Call For Entries

Global Banking and Finance Review Awards Nominations 2021
2021 Awards now open. Click Here to Nominate

Latest Articles

The Beaconsoft story and introducing its one-of-a-kind digital campaign intelligence platform 4 The Beaconsoft story and introducing its one-of-a-kind digital campaign intelligence platform 5
Interviews1 day ago

The Beaconsoft story and introducing its one-of-a-kind digital campaign intelligence platform

By Nigel Bridges, founding CEO of Beaconsoft Limited What were you doing prior to setting up Beaconsoft? Before setting up...

Top 8 Tax Scams to Watch Out For 6 Top 8 Tax Scams to Watch Out For 7
Finance2 days ago

Top 8 Tax Scams to Watch Out For

It is tax time and that means finding the best way to file your taxes and to get a refund...

Hisham Itani and Resource Group Recognized in the 2020 Global Banking & Finance Awards® 8 Hisham Itani and Resource Group Recognized in the 2020 Global Banking & Finance Awards® 9
Technology2 days ago

Hisham Itani and Resource Group Recognized in the 2020 Global Banking & Finance Awards®

Global Banking & Finance Review has awarded Hisham Itani the Chairman and CEO of Resource Group, Technology CEO of the...

Euro zone business activity shrank in January as lockdowns hit services 10 Euro zone business activity shrank in January as lockdowns hit services 11
Business2 days ago

Euro zone business activity shrank in January as lockdowns hit services

By Jonathan Cable LONDON (Reuters) – Economic activity in the euro zone shrank markedly in January as lockdown restrictions to...

Volkswagen's profit halves, but deliveries recovering 12 Volkswagen's profit halves, but deliveries recovering 13
Business2 days ago

Volkswagen’s profit halves, but deliveries recovering

BERLIN (Reuters) – Volkswagen reported a nearly 50% drop in its 2020 adjusted operating profit on Friday but said car...

Global chip shortage hits China's bitcoin mining sector 14 Global chip shortage hits China's bitcoin mining sector 15
Business2 days ago

Global chip shortage hits China’s bitcoin mining sector

By Samuel Shen and Alun John SHANGHAI/HONG KONG (Reuters) – A global chip shortage is choking the production of machines...

Iran's oil exports rise 'significantly' despite sanctions, minister says 16 Iran's oil exports rise 'significantly' despite sanctions, minister says 17
Business2 days ago

Iran’s oil exports rise ‘significantly’ despite sanctions, minister says

DUBAI/LONDON (Reuters) – Iran’s oil exports have climbed in recent months and its sales of petroleum products to foreign buyers...

Nissan to source more UK batteries as part of Brexit deal 'opportunity' 18 Nissan to source more UK batteries as part of Brexit deal 'opportunity' 19
Business2 days ago

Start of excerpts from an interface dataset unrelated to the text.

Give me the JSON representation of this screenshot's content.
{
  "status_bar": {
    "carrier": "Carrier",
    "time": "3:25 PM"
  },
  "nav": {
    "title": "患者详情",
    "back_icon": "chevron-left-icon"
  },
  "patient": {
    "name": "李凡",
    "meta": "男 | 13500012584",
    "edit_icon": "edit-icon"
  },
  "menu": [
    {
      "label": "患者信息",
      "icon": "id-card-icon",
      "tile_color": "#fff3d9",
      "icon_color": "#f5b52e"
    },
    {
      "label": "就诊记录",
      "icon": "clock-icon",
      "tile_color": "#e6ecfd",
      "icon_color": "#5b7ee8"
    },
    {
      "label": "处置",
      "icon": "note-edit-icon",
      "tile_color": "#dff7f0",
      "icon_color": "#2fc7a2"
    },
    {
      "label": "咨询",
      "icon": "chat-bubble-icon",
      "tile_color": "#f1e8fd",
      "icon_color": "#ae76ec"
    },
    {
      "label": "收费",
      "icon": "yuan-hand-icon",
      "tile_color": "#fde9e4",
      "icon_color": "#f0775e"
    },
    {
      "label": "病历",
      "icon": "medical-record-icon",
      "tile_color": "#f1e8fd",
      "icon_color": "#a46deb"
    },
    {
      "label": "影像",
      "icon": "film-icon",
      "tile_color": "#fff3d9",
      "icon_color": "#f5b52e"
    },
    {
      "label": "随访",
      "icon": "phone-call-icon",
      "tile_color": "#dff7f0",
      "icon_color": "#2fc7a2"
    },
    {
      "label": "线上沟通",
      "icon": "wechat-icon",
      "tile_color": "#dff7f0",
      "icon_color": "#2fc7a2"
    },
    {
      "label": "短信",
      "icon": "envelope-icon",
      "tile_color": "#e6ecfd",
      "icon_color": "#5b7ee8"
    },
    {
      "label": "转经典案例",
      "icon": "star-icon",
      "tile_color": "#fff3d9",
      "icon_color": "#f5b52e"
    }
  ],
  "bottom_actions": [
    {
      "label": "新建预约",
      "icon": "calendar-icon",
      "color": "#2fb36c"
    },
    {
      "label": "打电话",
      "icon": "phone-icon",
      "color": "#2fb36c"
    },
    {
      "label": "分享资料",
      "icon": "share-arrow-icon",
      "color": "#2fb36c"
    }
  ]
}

Nissan to source more UK batteries as part of Brexit deal ‘opportunity’

By Costas Pitas LONDON (Reuters) – Nissan will source more batteries from Britain to avoid tariffs on electric cars after...

Muted recovery for UK retailers in December ends worst year on record 20 Muted recovery for UK retailers in December ends worst year on record 21
Business2 days ago

Muted recovery for UK retailers in December ends worst year on record

By David Milliken and Andy Bruce LONDON (Reuters) – British retailers struggled to recover in December from a partial coronavirus...

Chinese phone maker Honor partners with key chip suppliers after Huawei split 22 Chinese phone maker Honor partners with key chip suppliers after Huawei split 23
Business2 days ago

Chinese phone maker Honor partners with key chip suppliers after Huawei split

By David Kirton SHENZHEN, China (Reuters) – Chinese budget phone maker Honor said on Friday it had signed partnerships with...

Newsletters with Secrets & Analysis. Subscribe Now